HP’s metal printing technology is applied to four different segments – automotive, industrial, consumer, and medical.
Until now, the team has been focused on making their stainless steel (316L and 17-4 – the most prevalent materials in metal injection molding) printing technology as robust as possible, to ‘get people to trust this technology’. “That’s what the industry is comfortable with. Those two materials cover a huge number of applications in those four segments, and that’s why we chose those,” said Tim Weber. Although HP’s systems work with many different materials too.
Major OEMs such as John Deere and Schneider Electric, have chosen to use HP’s metal printing technology to transform the way they make products – from prototyping to serial production.
For example, Schneider Electric turned to HP to 3D print their electric filters to fit into breaker boxes that are used within the marine, defense, and industrial environments.

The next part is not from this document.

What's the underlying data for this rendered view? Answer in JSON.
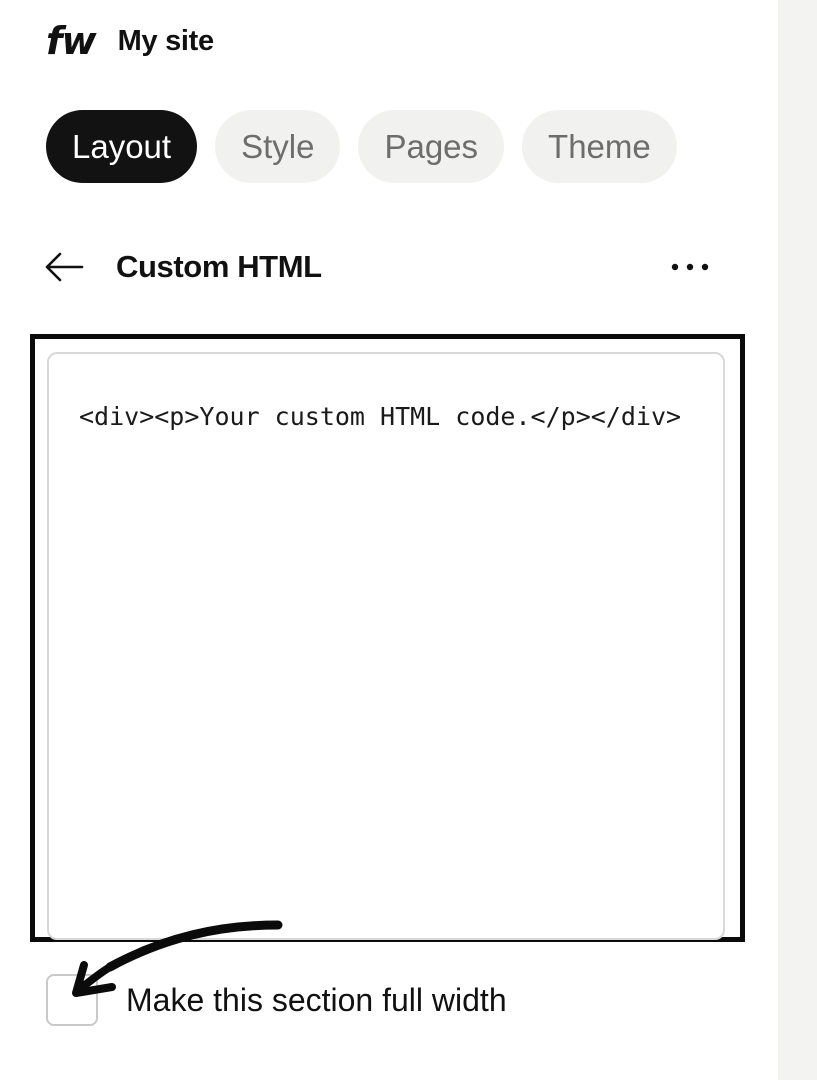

Previously, “these filters were being made with sheet metal and nickel metal mesh and assembled in this extremely expensive process,” said Tim Weber. “This [HP’s printing technology] allowed them to reduce the size of the entire fuse box by 20%, which allowed them to pack more into the given space. And so the entire system became substantially cheaper and lighter weight by doing this.”
“We have a lot of people come to us and say I want to make 10,000 parts, 20,000 parts, 100,000 parts, and it allows us to point them to a company that can actually produce. Those companies [such as GKN, one of HP’s digital manufacturing partners, that is currently producing parts at scale] will ultimately buy machines from HP and produce parts from them,” said Tim Weber.

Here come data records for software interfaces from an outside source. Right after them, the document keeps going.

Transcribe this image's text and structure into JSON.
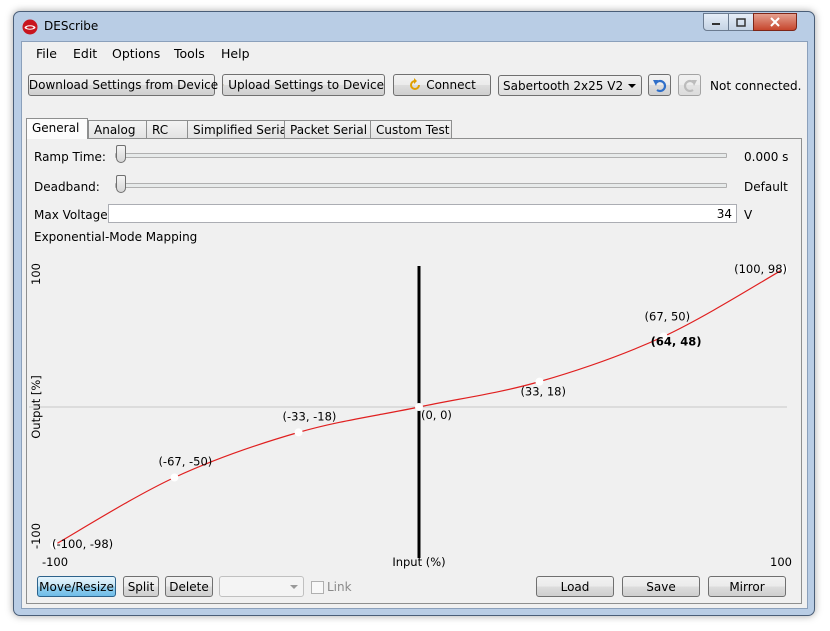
{
  "window": {
    "title": "DEScribe"
  },
  "menu": [
    "File",
    "Edit",
    "Options",
    "Tools",
    "Help"
  ],
  "toolbar": {
    "download_label": "Download Settings from Device",
    "upload_label": "Upload Settings to Device",
    "connect_label": "Connect",
    "device_selected": "Sabertooth 2x25 V2",
    "status": "Not connected."
  },
  "tabs": [
    "General",
    "Analog",
    "RC",
    "Simplified Serial",
    "Packet Serial",
    "Custom Test"
  ],
  "active_tab": "General",
  "general": {
    "ramp_time_label": "Ramp Time:",
    "ramp_time_value": "0.000 s",
    "ramp_time_slider": 0,
    "deadband_label": "Deadband:",
    "deadband_value": "Default",
    "deadband_slider": 0,
    "max_voltage_label": "Max Voltage:",
    "max_voltage_value": "34",
    "max_voltage_unit": "V",
    "mapping_label": "Exponential-Mode Mapping"
  },
  "chart_data": {
    "type": "line",
    "title": "",
    "xlabel": "Input (%)",
    "ylabel": "Output [%]",
    "xlim": [
      -100,
      100
    ],
    "ylim": [
      -100,
      100
    ],
    "x_ticks": [
      "-100",
      "100"
    ],
    "y_ticks": [
      "-100",
      "100"
    ],
    "line_color": "#e02020",
    "points": [
      {
        "x": -100,
        "y": -98,
        "label": "(-100, -98)"
      },
      {
        "x": -67,
        "y": -50,
        "label": "(-67, -50)"
      },
      {
        "x": -33,
        "y": -18,
        "label": "(-33, -18)"
      },
      {
        "x": 0,
        "y": 0,
        "label": "(0, 0)"
      },
      {
        "x": 33,
        "y": 18,
        "label": "(33, 18)"
      },
      {
        "x": 67,
        "y": 50,
        "label": "(67, 50)"
      },
      {
        "x": 100,
        "y": 98,
        "label": "(100, 98)"
      }
    ],
    "hover_point": {
      "x": 64,
      "y": 48,
      "label": "(64, 48)"
    }
  },
  "bottom": {
    "move_resize_label": "Move/Resize",
    "split_label": "Split",
    "delete_label": "Delete",
    "link_label": "Link",
    "load_label": "Load",
    "save_label": "Save",
    "mirror_label": "Mirror"
  }
}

Another example of a major company using HP’s metal printing to produce final parts is the fuel bypass manifold for cold winter tractor conversion kits produced by John Deere, who, according to Tim Weber, “has been producing using additive for a very long time, for prototyping. This is their first ever production metal part, and the reason is that previously, it was unaffordable for them to actually do production with powder bed fusion and other techniques,” – until, through HP’s metal additive technology, it was proven to be a viable option.
Previously, in the automotive industry, HP’s technology has been applied to the creation of cosmetic and structural parts for companies like Volkswagen, for example.

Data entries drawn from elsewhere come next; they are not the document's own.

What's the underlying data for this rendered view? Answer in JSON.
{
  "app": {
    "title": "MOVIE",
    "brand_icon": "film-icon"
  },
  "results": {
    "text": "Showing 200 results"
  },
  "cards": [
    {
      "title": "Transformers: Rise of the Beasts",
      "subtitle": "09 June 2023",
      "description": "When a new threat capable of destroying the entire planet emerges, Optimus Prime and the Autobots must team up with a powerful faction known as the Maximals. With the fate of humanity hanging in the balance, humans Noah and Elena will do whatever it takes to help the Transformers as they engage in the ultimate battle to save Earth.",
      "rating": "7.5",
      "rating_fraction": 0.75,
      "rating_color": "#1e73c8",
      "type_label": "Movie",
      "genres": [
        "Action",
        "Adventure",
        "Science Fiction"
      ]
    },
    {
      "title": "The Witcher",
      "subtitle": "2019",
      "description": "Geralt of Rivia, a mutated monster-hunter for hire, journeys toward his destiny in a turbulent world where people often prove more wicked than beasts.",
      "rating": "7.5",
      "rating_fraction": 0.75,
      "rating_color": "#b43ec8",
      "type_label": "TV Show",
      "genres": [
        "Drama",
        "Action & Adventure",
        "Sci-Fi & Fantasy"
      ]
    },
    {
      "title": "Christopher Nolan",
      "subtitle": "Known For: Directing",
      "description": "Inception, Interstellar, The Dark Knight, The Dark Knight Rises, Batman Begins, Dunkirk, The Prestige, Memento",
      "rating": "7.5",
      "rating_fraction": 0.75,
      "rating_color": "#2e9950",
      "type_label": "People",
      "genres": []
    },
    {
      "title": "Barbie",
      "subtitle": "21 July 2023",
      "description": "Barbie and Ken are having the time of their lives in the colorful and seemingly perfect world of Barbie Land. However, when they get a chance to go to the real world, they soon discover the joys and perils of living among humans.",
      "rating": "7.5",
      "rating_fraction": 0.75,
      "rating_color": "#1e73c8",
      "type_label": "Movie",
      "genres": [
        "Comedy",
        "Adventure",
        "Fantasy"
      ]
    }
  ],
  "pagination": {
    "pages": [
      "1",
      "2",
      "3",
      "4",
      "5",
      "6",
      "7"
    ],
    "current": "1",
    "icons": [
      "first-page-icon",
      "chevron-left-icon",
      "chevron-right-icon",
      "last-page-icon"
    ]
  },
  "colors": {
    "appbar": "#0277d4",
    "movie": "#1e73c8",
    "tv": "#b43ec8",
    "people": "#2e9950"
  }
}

How HP’s printing technology is applied really depends on the customer. “There are some companies that are more vertically integrated – so they’ll buy machines, and go through their own design, within their own business. Others will come to us and they’ll say, ‘we want to work with you on design for MetalJet’, and then they’ll work with one of our digital manufacturing partners, such as Parmatech, a company with a long history of producing with some of the world leading medical partners in metal injection molding, to have it produced,” said Tim Weber.
As an example of how HP caters to the consumer industry – the company partnered with Cobra Golf to create a putter in collaboration with the professional golfer, Bryson DeChambeau. Over the course of a couple of months, Bryson DeChambeau “went through many, many iterations, and tried all these different designs, but ultimately found one he liked. So it was this incredible power of being able to iterate with additive, find a design he liked, and produce the exact number of parts he wanted – which sold out almost instantly,” said Tim Weber. “Cobra had never made a putter before. So for all they knew, they weren’t going to sell very many. This gives them the flexibility now to scale it up or scale down based on whether or not they’re going to have successful SKUs. You’re going to see that same thing in jewelry and watches. Rather than making ten or 15 SKUs, figuring out which five SKUs sell, and then figuring out what to do with the inventory of the other ten SKUs – you’re going to figure out which SKUs work. You’re then going to make exactly those things. It is transforming the way people make consumer products.”
The case study applications we were privy to at HP’s booth at Formnext were a select few, and only the tip of the proverbial 3D printed iceberg. However, what we do know for certain is that the company is making a noteworthy contribution to the adoption of AM technology, across major market segments.